When my grandfather was ninety-two, he swung at the first pitch he saw. He made contact. What we remember is not the roller towards short, or the stunned cheers of the church-supper crowd. What will not die is the briefest of moments when he broke for first, forgetting his decades. Habits of youth buried came sparking to life. He broke for first, and unless our eyes deceived us, he tossed the bat away and pivoted like DiMaggio. It seemed—the grounder I mean—a luxurious grace, a sidelong benediction to brighten the waiting days.

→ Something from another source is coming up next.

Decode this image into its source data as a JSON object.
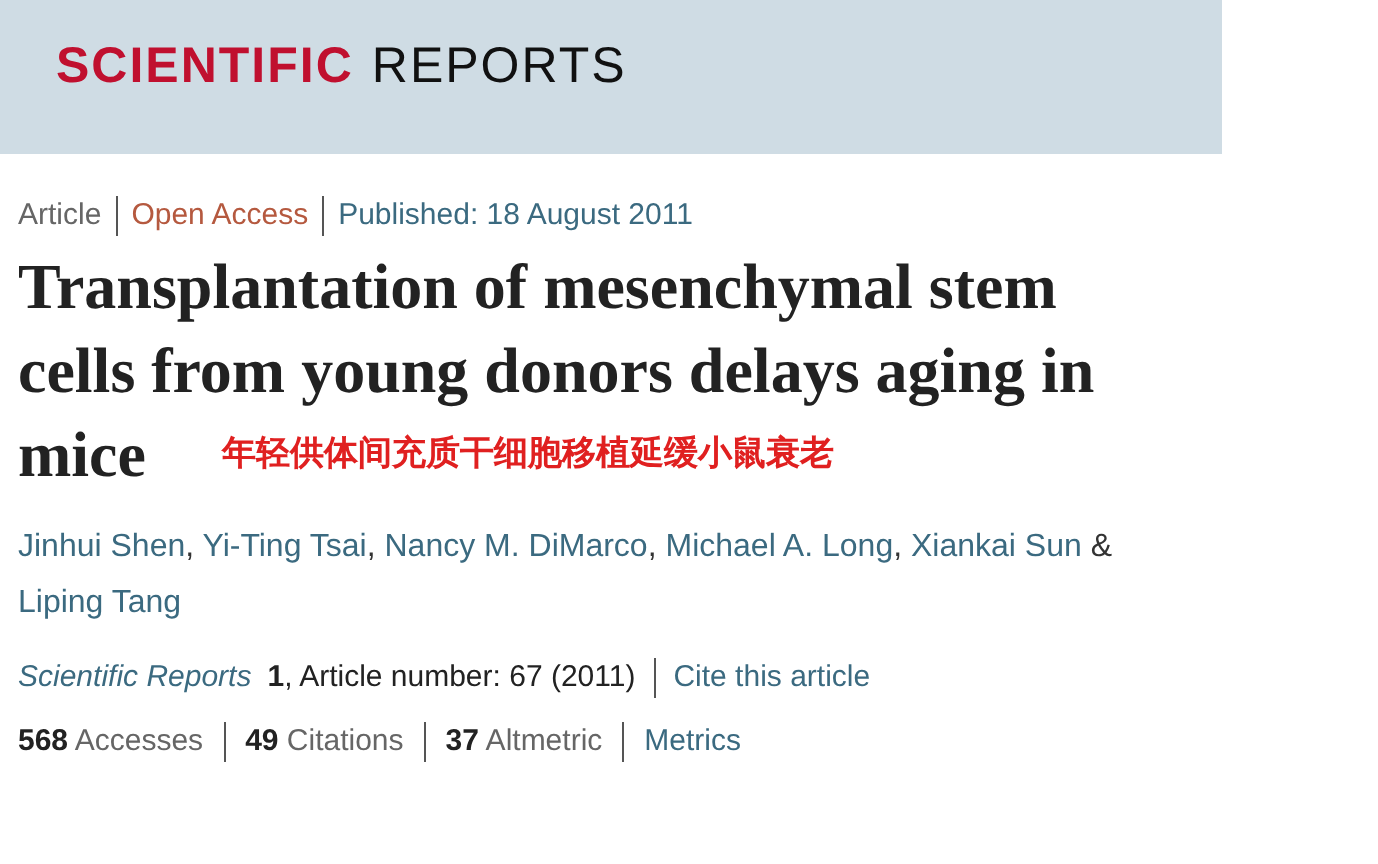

It’s January and plastic Santa still plays his golden sax outside a store on Jinhuapu Lu. His mechanized twiggy legs are barely hid as they twitch in tandem in his thin flannel pants— Christmas red, of course, and his lips as brown as tofu hang a full two inches behind the sax’s cracked reed. Poor man! Even the dogs— Pekingese, Chihuahuas and others— step around him as they snuffle for a swatch of sun to jazz their bones on this cold day.